It’s good to keep the faith, but there are signs that the Bill and Melinda Gates Foundation and their school privatization interests still drive America’s education agenda.
Check out the Teach Plus board, which includes John B. King, Jr., Hon. George Miller and Hon. Bob Wise, and others who have been supporters of charters, NCLB and Race to the Top. King, who replaced Education Secretary Arne Duncan, is now the President and CEO of the Education Trust.
John B. King, Jr. is also featured in former Republican Governor Jeb Bush’s ExcelinEd program EdPalooza.
The point is it is doesn’t look like there will be a rosy change for public education in a Biden-Harris administration unless there’s a miracle. However, it is the season of miracles.
5. What Do They Mean by Re-Imagine?
Along with the above, one would think that parents and students would be sick of online learning after Covid-19, but the wheels are still in motion to change brick-and-mortar schools to a focus on screens without teachers and school privatization with charter schools.
Re-imagine talk abounds. Websites like EdTech promote Why Blended Learning Will Become an Educational Norm, showing young children online when we know that they should be involved in more developmentally appropriate activities.
Or read this EdChoice essay, The Pandemic Upended Schooling. Will Families Go Back To The Before Times? They aren’t for public schools but school privatization.
From The Wall Street Journal:
The pandemic has disrupted nearly everything about K-12, including who is in a school building.
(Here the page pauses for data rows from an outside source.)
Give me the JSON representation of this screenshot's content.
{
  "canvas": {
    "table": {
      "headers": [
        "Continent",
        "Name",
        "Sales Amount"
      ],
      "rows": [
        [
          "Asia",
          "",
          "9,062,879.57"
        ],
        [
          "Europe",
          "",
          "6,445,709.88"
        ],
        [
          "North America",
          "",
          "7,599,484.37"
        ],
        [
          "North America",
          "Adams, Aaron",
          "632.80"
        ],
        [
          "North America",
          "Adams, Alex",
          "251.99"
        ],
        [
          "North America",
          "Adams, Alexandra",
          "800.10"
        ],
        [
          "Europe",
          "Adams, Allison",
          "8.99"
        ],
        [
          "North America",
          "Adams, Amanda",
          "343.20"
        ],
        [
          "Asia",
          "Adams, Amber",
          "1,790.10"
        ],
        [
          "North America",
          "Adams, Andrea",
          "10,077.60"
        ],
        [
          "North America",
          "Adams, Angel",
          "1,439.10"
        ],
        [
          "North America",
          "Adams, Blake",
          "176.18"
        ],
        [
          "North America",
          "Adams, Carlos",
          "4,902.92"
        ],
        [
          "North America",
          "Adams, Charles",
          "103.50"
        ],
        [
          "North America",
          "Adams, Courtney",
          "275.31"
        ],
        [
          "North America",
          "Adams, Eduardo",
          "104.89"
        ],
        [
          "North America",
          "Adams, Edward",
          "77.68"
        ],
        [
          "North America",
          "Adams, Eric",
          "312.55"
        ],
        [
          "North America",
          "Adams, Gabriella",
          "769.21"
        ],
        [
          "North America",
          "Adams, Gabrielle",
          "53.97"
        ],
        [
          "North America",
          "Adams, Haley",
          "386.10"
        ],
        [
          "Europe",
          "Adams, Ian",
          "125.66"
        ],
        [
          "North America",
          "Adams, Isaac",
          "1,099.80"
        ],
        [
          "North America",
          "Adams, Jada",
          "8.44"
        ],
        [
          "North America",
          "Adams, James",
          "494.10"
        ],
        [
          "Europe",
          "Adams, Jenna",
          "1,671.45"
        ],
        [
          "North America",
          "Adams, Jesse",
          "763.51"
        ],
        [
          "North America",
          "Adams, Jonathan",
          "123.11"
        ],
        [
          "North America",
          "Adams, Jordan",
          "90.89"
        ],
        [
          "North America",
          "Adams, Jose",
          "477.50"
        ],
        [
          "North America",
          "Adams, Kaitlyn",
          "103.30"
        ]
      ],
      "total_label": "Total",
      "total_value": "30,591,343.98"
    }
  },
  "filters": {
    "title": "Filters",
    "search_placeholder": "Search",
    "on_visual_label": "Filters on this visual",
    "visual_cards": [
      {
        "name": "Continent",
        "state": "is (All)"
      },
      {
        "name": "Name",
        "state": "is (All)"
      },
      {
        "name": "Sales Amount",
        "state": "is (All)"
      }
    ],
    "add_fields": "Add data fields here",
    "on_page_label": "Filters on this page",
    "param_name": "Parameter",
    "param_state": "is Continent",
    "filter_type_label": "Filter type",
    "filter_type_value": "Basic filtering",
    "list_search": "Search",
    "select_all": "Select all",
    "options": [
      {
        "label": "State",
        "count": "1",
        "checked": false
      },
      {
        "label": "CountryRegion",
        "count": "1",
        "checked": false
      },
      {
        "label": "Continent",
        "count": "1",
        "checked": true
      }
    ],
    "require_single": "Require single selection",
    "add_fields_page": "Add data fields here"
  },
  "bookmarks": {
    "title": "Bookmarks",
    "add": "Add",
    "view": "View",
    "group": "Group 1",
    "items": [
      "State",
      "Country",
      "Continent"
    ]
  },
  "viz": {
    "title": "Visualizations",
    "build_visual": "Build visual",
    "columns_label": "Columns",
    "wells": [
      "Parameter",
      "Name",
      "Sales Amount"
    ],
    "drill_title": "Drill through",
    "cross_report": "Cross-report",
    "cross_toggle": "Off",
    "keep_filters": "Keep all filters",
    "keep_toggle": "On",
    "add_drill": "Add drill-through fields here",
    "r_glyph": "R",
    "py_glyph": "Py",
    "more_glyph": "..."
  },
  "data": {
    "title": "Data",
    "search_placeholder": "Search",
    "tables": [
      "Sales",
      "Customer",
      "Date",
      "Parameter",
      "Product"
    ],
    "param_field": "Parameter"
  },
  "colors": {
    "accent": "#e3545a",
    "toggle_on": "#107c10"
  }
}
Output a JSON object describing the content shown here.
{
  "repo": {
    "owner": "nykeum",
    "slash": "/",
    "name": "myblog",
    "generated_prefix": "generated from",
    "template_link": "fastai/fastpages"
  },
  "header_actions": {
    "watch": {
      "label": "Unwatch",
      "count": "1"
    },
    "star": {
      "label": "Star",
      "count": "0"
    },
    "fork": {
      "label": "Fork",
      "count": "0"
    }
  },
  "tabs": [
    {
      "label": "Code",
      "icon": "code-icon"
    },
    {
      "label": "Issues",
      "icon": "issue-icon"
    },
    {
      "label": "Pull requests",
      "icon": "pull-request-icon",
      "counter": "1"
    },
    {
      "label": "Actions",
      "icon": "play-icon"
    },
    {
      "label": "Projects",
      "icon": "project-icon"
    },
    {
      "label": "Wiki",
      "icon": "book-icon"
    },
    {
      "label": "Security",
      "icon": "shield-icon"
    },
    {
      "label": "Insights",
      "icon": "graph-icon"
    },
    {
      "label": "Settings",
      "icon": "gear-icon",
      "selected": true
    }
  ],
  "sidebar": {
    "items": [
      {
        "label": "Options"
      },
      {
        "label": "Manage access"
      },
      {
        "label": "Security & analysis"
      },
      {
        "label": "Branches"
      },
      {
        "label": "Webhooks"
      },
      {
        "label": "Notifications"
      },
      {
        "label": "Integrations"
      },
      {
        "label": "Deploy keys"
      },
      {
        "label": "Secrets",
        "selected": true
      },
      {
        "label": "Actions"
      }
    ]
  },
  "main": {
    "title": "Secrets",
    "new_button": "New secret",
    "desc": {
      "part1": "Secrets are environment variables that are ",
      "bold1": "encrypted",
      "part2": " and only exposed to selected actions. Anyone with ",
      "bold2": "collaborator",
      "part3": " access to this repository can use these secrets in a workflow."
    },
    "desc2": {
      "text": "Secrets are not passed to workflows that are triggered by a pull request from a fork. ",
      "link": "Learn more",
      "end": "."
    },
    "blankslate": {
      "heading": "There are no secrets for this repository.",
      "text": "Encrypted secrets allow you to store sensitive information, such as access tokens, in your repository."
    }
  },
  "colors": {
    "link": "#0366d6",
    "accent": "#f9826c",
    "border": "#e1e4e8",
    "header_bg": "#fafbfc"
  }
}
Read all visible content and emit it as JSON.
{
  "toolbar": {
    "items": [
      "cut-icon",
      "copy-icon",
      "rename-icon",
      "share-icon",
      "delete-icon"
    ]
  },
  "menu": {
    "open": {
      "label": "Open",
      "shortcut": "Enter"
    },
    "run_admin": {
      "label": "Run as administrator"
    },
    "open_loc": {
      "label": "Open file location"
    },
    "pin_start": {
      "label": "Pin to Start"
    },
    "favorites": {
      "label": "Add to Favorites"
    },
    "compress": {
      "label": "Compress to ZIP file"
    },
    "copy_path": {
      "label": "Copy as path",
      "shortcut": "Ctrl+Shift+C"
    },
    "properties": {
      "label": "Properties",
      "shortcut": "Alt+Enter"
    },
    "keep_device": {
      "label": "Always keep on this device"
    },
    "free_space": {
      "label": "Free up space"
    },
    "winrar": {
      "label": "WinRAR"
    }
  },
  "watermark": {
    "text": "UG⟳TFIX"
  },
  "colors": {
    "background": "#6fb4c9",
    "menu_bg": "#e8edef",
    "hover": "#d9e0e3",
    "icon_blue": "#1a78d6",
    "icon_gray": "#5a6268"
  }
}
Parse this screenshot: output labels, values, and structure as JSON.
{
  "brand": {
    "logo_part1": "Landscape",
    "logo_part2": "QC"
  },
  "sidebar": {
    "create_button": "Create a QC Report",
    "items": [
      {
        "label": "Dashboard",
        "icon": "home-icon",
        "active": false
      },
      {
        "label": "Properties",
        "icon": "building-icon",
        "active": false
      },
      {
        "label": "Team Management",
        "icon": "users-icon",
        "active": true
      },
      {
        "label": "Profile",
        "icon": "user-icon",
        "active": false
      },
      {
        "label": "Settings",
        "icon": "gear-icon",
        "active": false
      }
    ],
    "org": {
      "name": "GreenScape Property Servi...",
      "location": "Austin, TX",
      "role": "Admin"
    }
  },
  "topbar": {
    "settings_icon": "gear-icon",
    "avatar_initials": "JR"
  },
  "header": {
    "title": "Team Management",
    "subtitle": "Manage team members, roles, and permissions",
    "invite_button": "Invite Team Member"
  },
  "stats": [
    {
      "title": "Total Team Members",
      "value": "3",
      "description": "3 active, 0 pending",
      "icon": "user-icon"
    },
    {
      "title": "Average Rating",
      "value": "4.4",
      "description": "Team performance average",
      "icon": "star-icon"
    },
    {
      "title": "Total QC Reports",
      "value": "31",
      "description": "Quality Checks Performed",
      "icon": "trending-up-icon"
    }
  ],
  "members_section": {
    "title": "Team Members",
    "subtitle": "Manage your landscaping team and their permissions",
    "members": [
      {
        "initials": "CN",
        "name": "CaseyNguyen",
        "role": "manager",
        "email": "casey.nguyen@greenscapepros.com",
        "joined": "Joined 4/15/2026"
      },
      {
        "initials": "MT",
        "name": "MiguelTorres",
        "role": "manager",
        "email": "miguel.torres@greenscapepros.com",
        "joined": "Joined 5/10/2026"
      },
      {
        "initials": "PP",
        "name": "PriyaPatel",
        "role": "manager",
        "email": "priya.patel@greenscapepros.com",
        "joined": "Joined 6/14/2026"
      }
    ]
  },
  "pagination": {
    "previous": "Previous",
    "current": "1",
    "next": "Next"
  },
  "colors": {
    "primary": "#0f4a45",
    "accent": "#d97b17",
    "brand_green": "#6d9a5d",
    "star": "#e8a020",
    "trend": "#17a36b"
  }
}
It has also shown that learning can take place virtually, or in small groups, not just in a classroom for nine months straight.
The planning for school transformation lives on, and one wonders what public schools will look like in the future.
So bring on the pumpkin pie, take a walk with your children, and enjoy the sunset. Be happy you’re alive, stay safe, and care for those around you by wearing a mask and keeping them safe too. Find solace in your good memories and the hope before you and the beauty that surrounds you today. Thank you for reading.
Wen, L.S. (2020, November 24). Most Schools Should Close and Stay Closed Through Winter. The Washington Post. Retrieved from https://www.washingtonpost.com/opinions/2020/11/24/close-schools-coronavirus-winter/?fbclid=IwAR17wUIR6YaaBsr4XRqUB8AtbHCYohxA2fRQnJvtNTnyEDh9_6-5R6xEcCw
Bauerlein, V. (2020, November 21). School Funding: Three New Approaches to Paying for K-12 Education, The Wall Street Journal. Retrieved from https://www.wsj.com/articles/school-funding-three-new-approaches-to-paying-for-k-12-education-11605970994